Pinched, warped, rippled, steeply angled and mirrored until they disappear into the sky, these buildings are not quite what they seem at first glance. Sometimes, it takes a nice long look at their outlines and proportions to determine where their facades actually begin and end, and how they can possibly be balanced so precariously.
Rachel Raymond Mirror House
In the space once occupied by the historic Rachel Raymond House in Belmont, Massachusetts, a beautiful mirrored illusion rose: ‘Mirror House’ by Pedro Joel Costa Architecture and design, which pays tribute to the original home’s modernism while looking to the future.
The Dancing House, Prague
Prague’s ‘Dancing House,’ also known as ‘Fred and Ginger,’ is actually the Nationale-Nederlanden building by architect Vlado Milunic, built in cooperation with Frank Gehry in 1996. One of the dual towers of the building appears to be warped and distorted, as if someone squished it up against the other.
Australian Customs Service Building, Melbourne
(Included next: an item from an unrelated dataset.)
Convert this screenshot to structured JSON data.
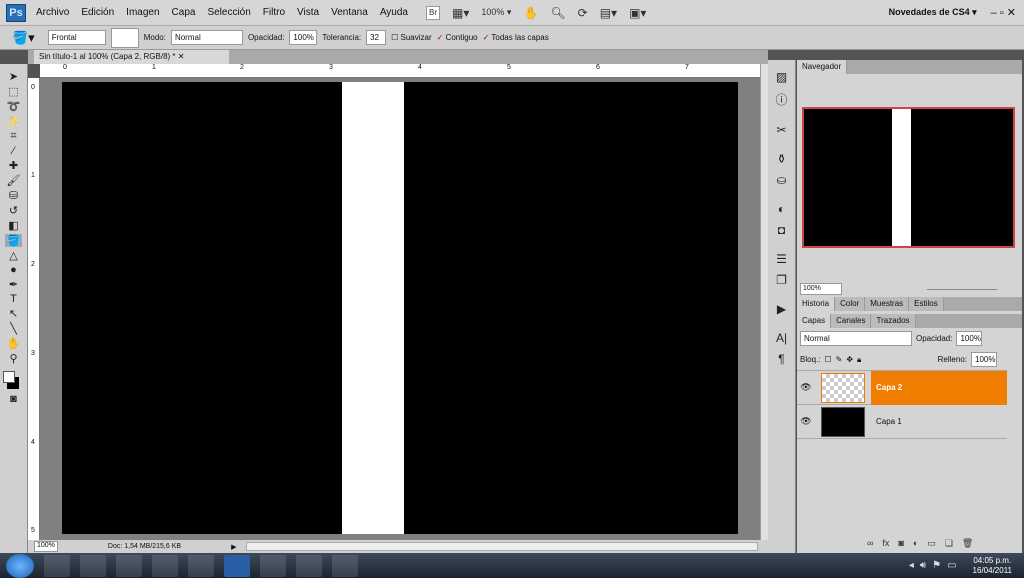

From most angles, it’s virtually impossible to tell what’s going on with the facade of the Australian Customs Service Building in Melbourne, clad as it is in an unusual graphic black and white pattern. The theme is reportedly repeated inside.
Pinnacle at Symphony Place, Nashville, Tennessee
The tall and thin mirrored Pinnacle at Symphony Place almost manages to disappear into the sky altogether when conditions are just right, becoming like a ghostly suggestion of a building instead of something decidedly solid and real.
Lucid Stead by Phillip K. Smith III, Joshua Tree, California
Alternating its logs with long stretches of mirror, artist Phillip K. Smith III makes his Joshua Tree installation ‘Lucid Stead’ blend with its environment so effectively it seems to be little more than a few dark brown lines floating in the desert.